The NFU is urging landlords to keep rent increases at realistic levels following a challenging harvest which has seen yields down as much as 15 per cent.

It comes after the NFU heard from many of its members describing how landlords were looking to increase their rents significantly following this autumn’s review. The NFU believes this could have a devastating impact on their businesses and could force them out of the industry.

NFU Vice President Adam Quinney said: “After the results of our harvest survey which revealed that the wheat harvest was down by nearly 15 per cent as a result of the wet summer, it is more important than ever that landlords’ agents are realistic about what rent increases they are trying to achieve.

“Yields are down considerably and the quality has been badly affected by all the rain. This is then having an effect on the price achieved.”

David King, NFU tenants’ national spokesperson, said: “Harvest costs will have been higher than they have been in many years and the costs being incurred now by farmers to re-drill land are also higher due to time taken and delays due to the continuing wet weather. The livestock sector will be facing far higher feed costs and it has been very clear to everyone the pressure experienced by dairy farmers with the farm-gate milk prices.

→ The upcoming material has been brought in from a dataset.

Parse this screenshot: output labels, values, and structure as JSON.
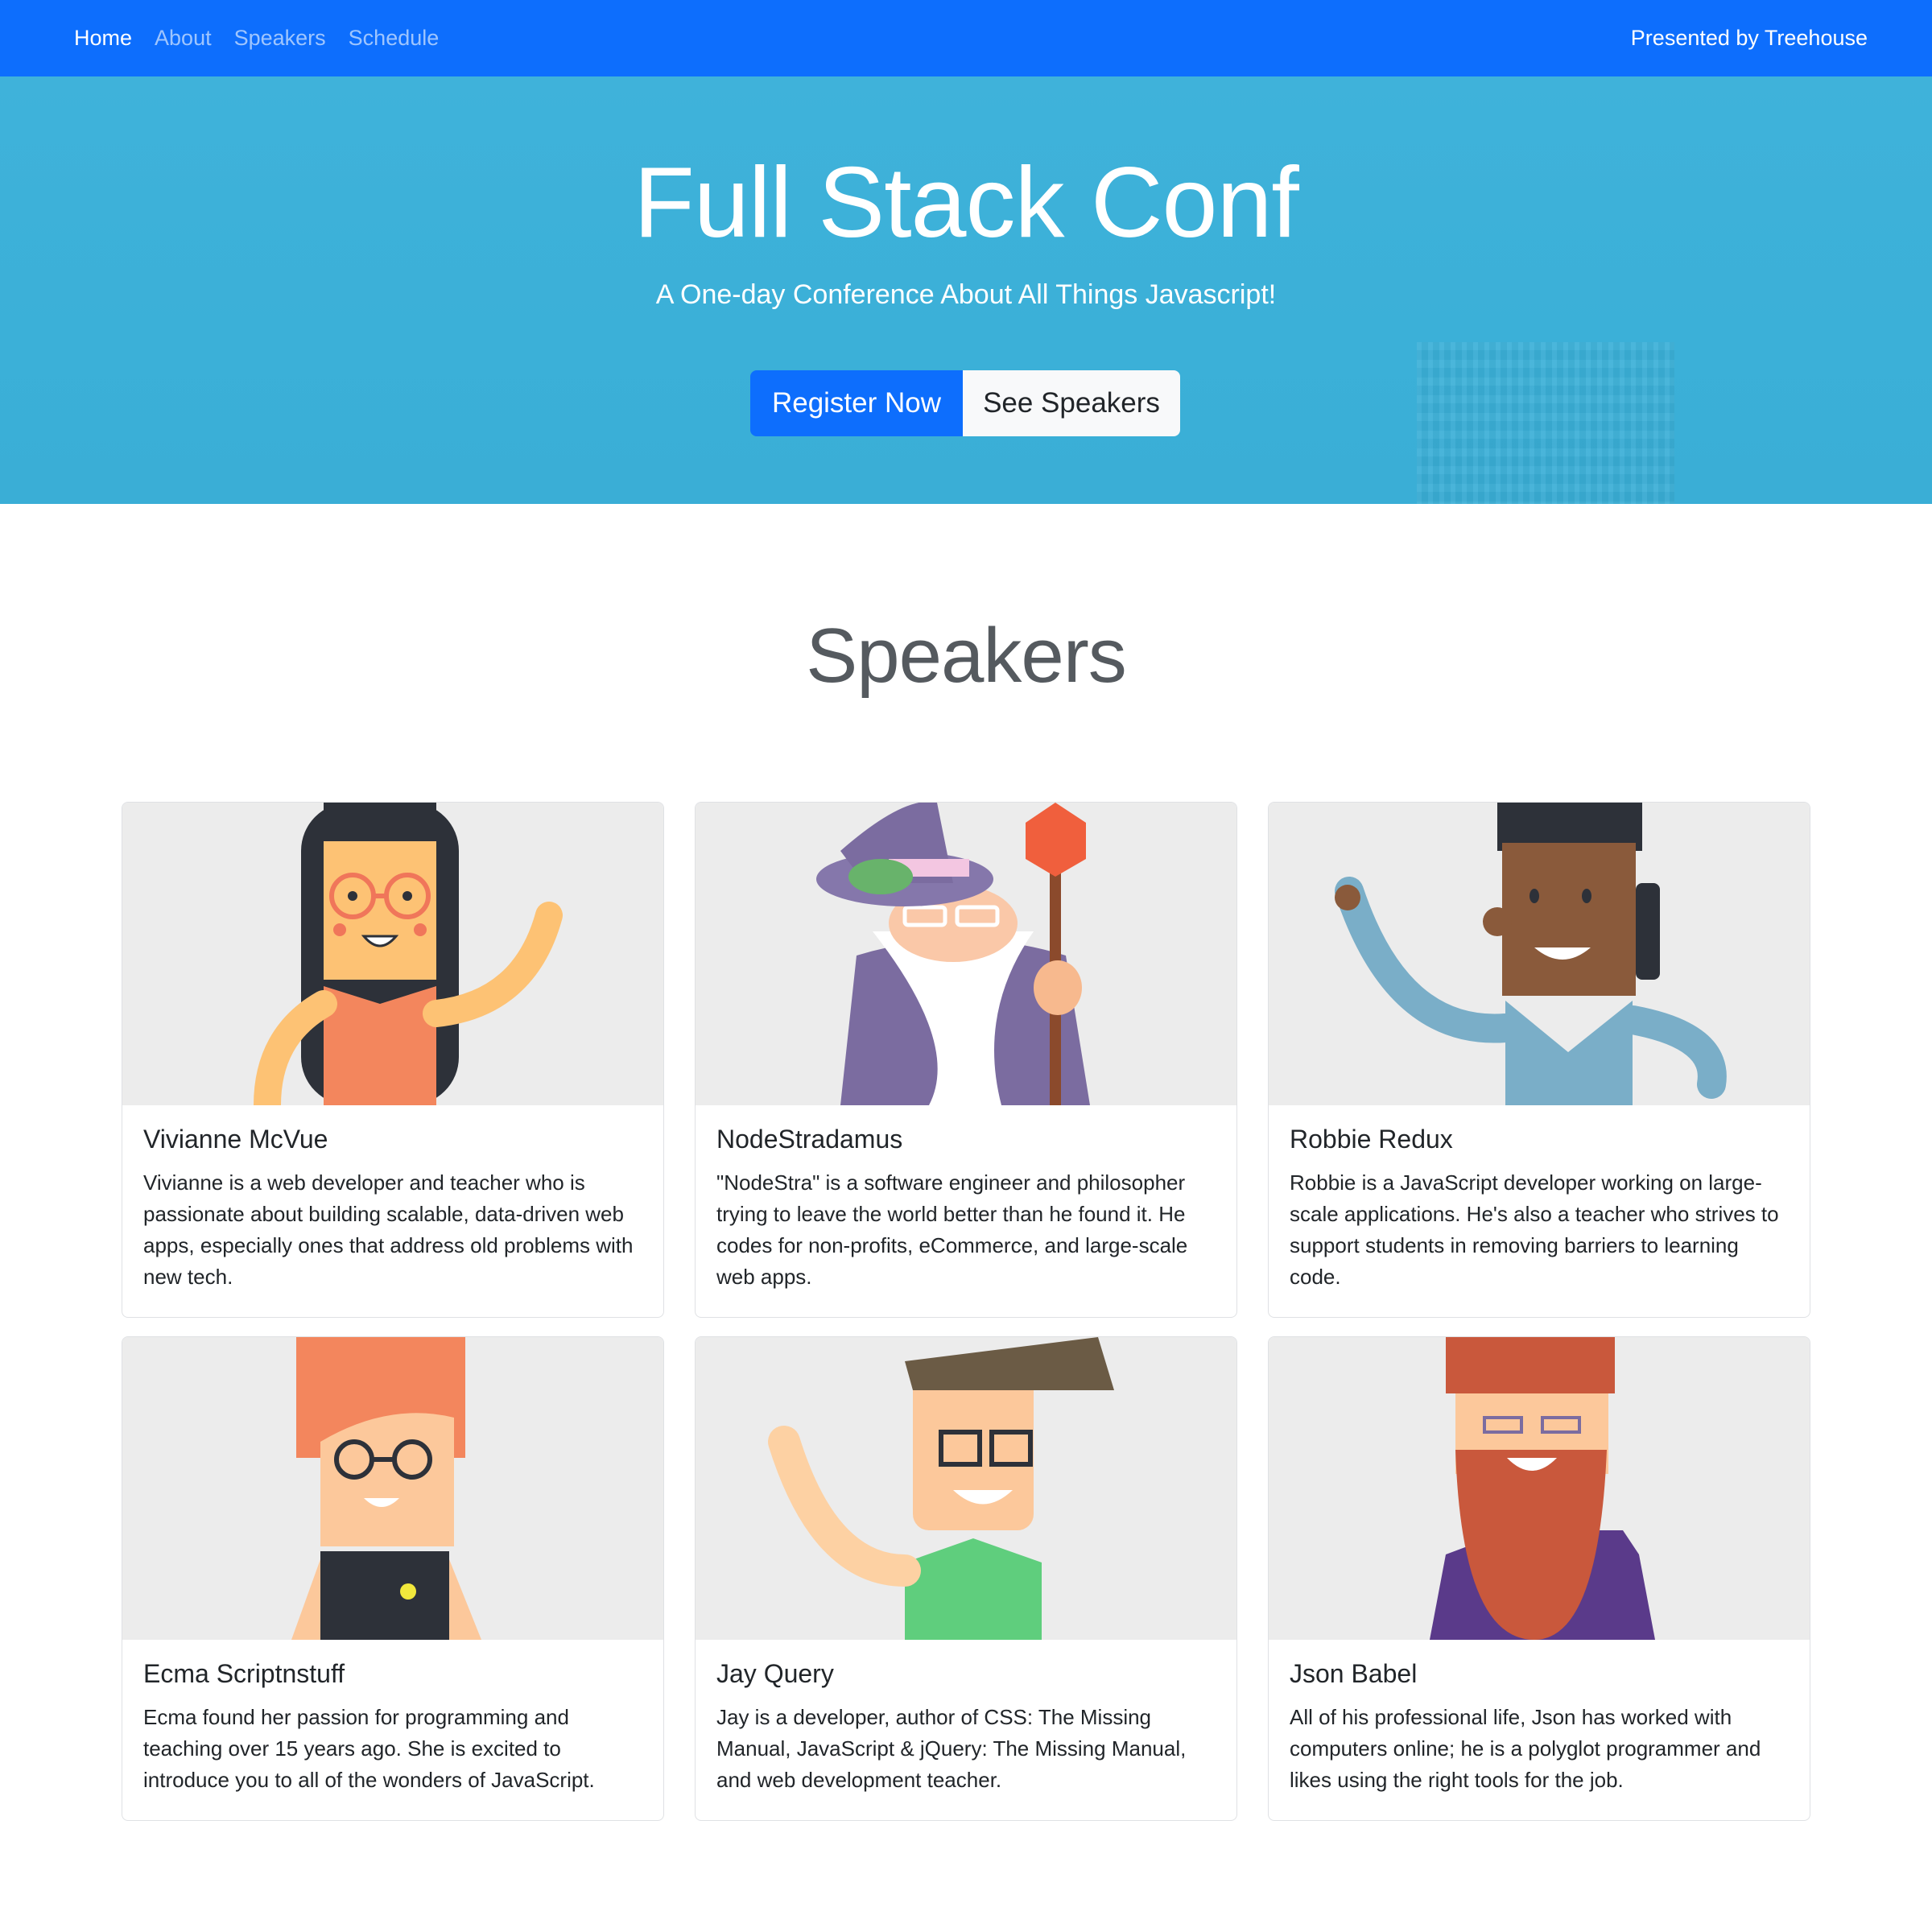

“Therefore it is not realistic to be seeking the same rent increases from tenants that have been put forward in open market rent tenders by owner occupiers. They are looking to spread their fixed costs over additional land and not totally focussed on its profitability.”

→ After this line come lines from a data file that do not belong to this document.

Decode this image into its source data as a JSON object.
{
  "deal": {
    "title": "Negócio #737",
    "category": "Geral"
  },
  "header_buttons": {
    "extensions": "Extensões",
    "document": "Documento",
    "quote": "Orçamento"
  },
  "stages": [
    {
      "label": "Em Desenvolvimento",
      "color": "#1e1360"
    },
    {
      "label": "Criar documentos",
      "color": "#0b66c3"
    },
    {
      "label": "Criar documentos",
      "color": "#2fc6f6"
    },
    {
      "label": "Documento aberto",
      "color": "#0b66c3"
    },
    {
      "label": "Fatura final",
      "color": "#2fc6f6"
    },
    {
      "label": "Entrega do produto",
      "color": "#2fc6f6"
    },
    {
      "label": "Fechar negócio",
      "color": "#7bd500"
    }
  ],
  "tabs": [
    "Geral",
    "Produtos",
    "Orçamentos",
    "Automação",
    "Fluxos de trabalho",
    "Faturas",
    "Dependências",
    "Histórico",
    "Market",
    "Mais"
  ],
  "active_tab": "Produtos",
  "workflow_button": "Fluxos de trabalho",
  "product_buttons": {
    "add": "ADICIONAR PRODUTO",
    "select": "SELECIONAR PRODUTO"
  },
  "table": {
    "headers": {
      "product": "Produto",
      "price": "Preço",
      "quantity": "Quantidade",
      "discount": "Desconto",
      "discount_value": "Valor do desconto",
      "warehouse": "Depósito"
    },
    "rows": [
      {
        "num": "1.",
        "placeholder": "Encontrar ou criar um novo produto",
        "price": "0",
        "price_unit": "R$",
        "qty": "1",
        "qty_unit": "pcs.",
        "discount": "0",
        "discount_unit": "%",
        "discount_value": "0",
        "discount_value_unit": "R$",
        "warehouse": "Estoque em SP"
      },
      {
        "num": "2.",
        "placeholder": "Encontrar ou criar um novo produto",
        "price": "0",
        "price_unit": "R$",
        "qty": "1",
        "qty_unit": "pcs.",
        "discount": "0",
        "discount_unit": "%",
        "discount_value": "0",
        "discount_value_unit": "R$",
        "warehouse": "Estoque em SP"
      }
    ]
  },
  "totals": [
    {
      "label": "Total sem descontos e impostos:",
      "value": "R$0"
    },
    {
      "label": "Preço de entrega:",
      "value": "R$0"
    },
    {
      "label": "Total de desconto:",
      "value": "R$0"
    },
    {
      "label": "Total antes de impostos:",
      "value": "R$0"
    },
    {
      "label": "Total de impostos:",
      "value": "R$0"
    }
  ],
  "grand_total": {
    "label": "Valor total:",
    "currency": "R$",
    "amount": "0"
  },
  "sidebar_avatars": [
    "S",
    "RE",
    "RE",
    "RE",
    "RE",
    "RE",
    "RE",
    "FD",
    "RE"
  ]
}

Feedback from NFU members - tenants on core holdings who take other blocks of land on FBT arrangements – suggests that these increases are unsustainable and unrealistic, and that they could be forced to quit the industry as a result.

The NFU is therefore urging landlords to support their tenants and to have regard for individual tenants’ circumstances and the differences in land holdings on estates.

“Farmers want to invest in improving land and facilities on-farm and the over-high rents being sought will not allow this to happen. If there is no investment in improvements, landlords and tenants will both lose out in the long run,” added Mr Quinney.